Backward Lunge

Here is a great leg exercise to help improve your rider balance and stability. Great for bringing awareness to your straightness and certain areas that may be tight and/or weak. Great to help you bring more balance into your body.

Set up a strong neutral spine to begin with, then step backwards without twisting or leaning forward. Lower down back knee to the ground, while keeping neutral spine and step forward again.



Here is a short video bringing them all together. Start by doing as a circuit. Do each exercise for 10 reps each side and then move onto the next exercise. Aim to run through the circuit 2 times through and do this 3 times per week. Notice what this does to improve your dressage rider leg strength and balance in your lower body. Combine that with the 5 stretches that every dressage rider should do and you are off to a great start.


Leg Strength


Remember Dressage is all about straightness and balance, so it makes sense that we put the work into our own body to create this also. You are a team effort, so put as much awareness into your body as you do your horses and together you can both then shine!

Learn more about how you can improve your riding position off the horse with our 12 week Dressage Rider Training program. All the tools you need to improve your riding position.

Get started by downloading our free guide today

You might enjoy these other articles here about how to improve your rider leg strength and balance.

7 Exercises To Improve Lower Body Strength And Balance

How To Create A Stable And Quiet Leg

6 Leg Exercises To Help Improve Dressage Rider Leg Strength, including video on how to do each of the exercises. 

#dressage #dressagerider #dressagehorse

Join the Conversation


  1. Hi Nicola, I searched for exercises to strengthen my ‘leg on’ aid which I am very weak in and yours came up first ???? I’ll try these exercises. Maybe there is a specific one for my outstanding problem? The horse calming idea worked a treat when out with Pat on the weekend – thanks for that! Regards Vicky

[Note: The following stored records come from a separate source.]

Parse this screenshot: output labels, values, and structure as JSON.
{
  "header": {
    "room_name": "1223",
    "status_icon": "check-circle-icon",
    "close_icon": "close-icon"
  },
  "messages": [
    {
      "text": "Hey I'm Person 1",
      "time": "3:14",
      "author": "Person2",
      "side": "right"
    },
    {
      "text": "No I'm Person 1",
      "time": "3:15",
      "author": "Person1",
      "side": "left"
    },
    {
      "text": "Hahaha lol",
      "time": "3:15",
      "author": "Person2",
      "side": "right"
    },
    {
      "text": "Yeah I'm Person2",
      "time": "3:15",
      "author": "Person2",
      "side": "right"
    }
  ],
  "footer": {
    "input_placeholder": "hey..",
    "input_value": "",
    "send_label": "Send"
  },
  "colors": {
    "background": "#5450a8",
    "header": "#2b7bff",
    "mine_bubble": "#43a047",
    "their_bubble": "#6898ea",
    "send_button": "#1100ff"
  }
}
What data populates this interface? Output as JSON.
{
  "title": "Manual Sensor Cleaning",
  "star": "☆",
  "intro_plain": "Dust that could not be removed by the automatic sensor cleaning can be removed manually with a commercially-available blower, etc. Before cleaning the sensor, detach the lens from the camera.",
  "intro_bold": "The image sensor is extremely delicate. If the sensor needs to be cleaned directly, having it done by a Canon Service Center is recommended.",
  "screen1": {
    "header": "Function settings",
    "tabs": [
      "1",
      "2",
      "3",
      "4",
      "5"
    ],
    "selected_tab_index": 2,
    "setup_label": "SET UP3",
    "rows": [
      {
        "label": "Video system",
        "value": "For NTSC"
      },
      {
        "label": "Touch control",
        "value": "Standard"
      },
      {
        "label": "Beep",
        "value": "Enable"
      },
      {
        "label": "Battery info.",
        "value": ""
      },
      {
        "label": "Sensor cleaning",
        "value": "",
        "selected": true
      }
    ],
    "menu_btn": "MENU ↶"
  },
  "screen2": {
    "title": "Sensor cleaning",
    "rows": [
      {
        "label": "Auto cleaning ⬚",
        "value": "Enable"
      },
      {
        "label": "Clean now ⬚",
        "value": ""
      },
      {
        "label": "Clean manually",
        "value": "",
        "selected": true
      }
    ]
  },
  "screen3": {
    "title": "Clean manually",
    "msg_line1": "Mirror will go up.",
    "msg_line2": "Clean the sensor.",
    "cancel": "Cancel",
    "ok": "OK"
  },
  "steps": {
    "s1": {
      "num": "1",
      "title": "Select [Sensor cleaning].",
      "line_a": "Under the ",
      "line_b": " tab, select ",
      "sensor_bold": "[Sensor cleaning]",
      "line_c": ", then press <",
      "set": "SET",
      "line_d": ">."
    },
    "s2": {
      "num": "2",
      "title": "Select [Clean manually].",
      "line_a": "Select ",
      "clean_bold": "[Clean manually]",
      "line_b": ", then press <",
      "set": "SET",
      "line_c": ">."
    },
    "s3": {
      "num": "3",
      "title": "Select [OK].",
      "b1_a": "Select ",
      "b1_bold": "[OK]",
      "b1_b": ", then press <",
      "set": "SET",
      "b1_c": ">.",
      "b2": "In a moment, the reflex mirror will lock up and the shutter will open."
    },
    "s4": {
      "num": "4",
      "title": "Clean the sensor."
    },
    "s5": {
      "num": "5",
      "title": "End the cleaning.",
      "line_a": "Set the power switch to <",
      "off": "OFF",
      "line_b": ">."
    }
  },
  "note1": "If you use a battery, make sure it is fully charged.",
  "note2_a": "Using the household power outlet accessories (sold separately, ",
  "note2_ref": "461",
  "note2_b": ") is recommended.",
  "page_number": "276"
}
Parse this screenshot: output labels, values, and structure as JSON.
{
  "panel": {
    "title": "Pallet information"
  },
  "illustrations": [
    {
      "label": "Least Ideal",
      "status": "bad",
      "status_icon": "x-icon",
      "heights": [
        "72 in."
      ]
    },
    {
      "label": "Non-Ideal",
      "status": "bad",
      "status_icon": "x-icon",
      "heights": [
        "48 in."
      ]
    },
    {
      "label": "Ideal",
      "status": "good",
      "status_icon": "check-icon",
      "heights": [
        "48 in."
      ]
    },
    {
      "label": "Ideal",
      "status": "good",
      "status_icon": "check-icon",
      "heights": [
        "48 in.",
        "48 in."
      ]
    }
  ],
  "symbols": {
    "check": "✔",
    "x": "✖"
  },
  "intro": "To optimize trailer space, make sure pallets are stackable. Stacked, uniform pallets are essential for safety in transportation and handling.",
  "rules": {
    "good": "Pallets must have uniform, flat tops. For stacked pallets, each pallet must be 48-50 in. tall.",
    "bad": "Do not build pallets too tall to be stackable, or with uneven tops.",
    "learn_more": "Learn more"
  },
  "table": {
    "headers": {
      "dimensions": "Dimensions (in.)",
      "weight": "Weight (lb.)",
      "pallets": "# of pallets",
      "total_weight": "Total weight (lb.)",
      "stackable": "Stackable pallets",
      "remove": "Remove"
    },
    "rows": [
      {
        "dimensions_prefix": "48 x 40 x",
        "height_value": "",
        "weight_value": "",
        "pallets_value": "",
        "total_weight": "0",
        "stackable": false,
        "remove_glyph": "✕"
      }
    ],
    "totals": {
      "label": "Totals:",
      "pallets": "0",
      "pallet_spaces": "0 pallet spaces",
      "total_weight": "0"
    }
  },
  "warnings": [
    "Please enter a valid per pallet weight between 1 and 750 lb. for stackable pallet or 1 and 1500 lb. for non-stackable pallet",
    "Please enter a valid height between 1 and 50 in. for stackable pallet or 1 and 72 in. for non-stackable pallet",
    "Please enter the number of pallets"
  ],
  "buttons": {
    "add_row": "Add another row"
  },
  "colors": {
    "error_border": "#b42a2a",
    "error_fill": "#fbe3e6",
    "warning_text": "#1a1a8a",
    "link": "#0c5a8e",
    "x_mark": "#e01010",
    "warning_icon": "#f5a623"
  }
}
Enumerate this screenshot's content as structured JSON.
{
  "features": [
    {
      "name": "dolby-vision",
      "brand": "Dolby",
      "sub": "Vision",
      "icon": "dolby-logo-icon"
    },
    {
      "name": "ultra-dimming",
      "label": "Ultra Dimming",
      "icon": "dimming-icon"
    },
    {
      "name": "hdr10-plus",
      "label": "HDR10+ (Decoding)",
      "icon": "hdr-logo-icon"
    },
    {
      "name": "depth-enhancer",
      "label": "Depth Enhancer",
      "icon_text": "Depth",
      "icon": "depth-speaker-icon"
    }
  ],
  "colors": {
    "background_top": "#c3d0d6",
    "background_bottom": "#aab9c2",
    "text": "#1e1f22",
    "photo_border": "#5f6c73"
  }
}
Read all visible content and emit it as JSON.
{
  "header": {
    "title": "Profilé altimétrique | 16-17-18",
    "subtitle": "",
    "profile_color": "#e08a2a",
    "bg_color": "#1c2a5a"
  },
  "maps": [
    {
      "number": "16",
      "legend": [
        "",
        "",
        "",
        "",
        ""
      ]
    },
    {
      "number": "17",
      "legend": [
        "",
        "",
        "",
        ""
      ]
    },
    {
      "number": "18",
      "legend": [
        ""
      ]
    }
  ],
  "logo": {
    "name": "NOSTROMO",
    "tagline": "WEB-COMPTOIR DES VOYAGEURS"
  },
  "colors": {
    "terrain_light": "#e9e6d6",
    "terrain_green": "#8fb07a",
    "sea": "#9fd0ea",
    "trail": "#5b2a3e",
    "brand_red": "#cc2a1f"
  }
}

  2. Are there any exercises that you recommend that can help create a stronger and more stable kick?

Leave a comment

Your email address will not be published. Required fields are marked *

Get the FREE Fitness Guide

specific to Dressage Riders

  • identify your imbalances & weaknesses
  • allow your horse to move more freely
  • improve your stability in the saddle

You will get the Guide via email & receive my weekly newsletter. You can unsubscribe at any time :).

This Guide will help you...